Oakland University
Thursday, May 1, 2014

Displaced autoworker finds new career through MPA program

Patti HarlanBy Eric Reikowski, Public Information Specialist

Five years ago, Patti Harlan was one of thousands of autoworkers caught up in a global economic crisis that shook the industry, resulting in massive job losses and shuttered businesses. The Macomb County resident took a buyout from her job as a legal clerk for Delphi Corporation and pondered the next steps of her life and career. With aid from a federal job retraining program, she eventually enrolled in the Master of Public Administration program at Oakland University-Macomb, with a concentration in court administration.

Harlan says she always hoped for a career in the public sector and had contemplated going to law school before settling on court administration as an ideal path to her dream job. Her MPA program included courses in public budgeting and finance, human resources management in the public sector, program and policy evaluation and public sector information systems management. She said her favorite course was Court Administration, taught by Diane Hartmus, associate professor of political science.

The course introduces students to the history and organization of courts, along with a range of topics in the growing field of court administration. The class also features visits from court professionals, including a judge, a court administrator, and experts in court security and problem-solving courts.

“The concentration in court administration prepares students to deal with the management issues that face courts today, including budget cuts, increasing workloads, the use of technology and security issues,” Hartmus said. “Students learn by using real-life materials that are used by court administration professionals.”

In addition, students are encouraged to supplement their classroom education with appropriate field experience.  With help from MPA Program Coordinator Suzanne Rossi, Harlan landed an internship even before setting foot in a classroom.

 “Suzanne had me send her my resume, and she supplied it to her internship coordinator in Macomb County,” Harlan said. “I was contacted for an internship with Macomb County Friend of the Court within in a month, which I gladly accepted. I started my internship the same month I started classes for the MPA program.”

Through the internship, Harlan became familiar with FOC policies and procedures and gained experience with industry software programs. She also gained experience working on a grant project coordinated through the State of Michigan to reduce state-owed arrearages in child support. The pilot program, Compromise Arrears in Return for On Time Support (CAROTS), allowed non-compliant parents to eliminate arrears in exchange for making monthly support payments on time for two years.

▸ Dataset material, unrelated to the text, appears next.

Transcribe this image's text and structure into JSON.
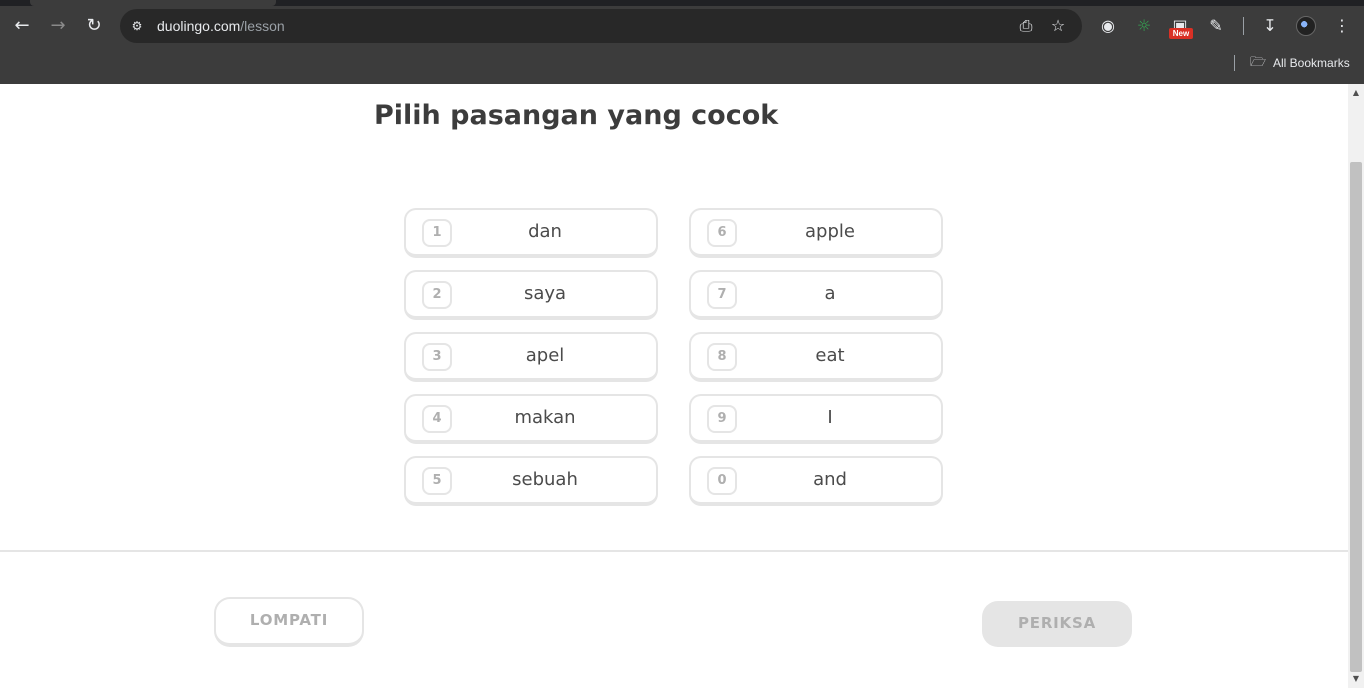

“Studies have shown that children do better in homes where regular child support payments are received,” Harlan explained. “Three counties were part of this program and Macomb County has the largest success rate.”

In March, Harlan was hired full-time as a clerk in the FOC's enforcement division, where she assists clients and attorneys in determining their needs and refers clients to the appropriate case attorney.

“This is definitely a job I look forward to going to every day,” she said.

She credits her education and mentors at OU-Macomb for helping her realize her goal.

“The classes I took at OU-Macomb were exceptional,” Harlan said. “It's a fantastic campus and the classes were in a more professional setting than a traditional classroom, which I appreciated.”

For more information on programs offered at OU-Macomb, visit oakland.edu/macomb. To learn more about OU’s MPA program, visit the website or contact Rossi at (248) 370-4117 or ssrossi@oakland.edu.


Master of Public Administration's concentration in Court Administration offered in Macomb County helps this career changer land her dream job.

Created by Colleen Campbell (cjcampbell@oakland.edu) on Thursday, May 1, 2014
Modified by Colleen Campbell (cjcampbell@oakland.edu) on Friday, May 2, 2014
Article Start Date: Thursday, May 1, 2014